*TASK PROMPT*: How many lines in these records hold the string "JSON"? Reply with the number alone.

START RECORDS FOR THE EXERCISE

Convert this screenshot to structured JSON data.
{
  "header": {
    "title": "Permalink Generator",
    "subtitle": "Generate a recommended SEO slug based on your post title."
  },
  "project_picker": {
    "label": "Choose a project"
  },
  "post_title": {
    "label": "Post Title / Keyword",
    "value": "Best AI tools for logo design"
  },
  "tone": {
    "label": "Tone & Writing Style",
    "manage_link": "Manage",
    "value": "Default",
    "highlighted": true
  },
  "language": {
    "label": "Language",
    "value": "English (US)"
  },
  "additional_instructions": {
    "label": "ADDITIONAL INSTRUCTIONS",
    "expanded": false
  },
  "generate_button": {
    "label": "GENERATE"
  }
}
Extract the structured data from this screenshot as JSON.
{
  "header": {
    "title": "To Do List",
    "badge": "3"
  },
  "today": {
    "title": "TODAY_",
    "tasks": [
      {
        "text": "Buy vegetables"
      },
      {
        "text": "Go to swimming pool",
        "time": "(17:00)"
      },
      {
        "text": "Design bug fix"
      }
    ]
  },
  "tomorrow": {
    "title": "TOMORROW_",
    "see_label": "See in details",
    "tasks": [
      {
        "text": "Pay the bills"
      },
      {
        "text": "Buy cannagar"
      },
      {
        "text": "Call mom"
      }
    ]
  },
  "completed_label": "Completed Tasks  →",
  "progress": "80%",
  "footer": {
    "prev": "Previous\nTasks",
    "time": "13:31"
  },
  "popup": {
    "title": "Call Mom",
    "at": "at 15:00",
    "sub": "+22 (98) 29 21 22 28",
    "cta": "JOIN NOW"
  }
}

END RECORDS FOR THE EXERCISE

*RESULT*: 2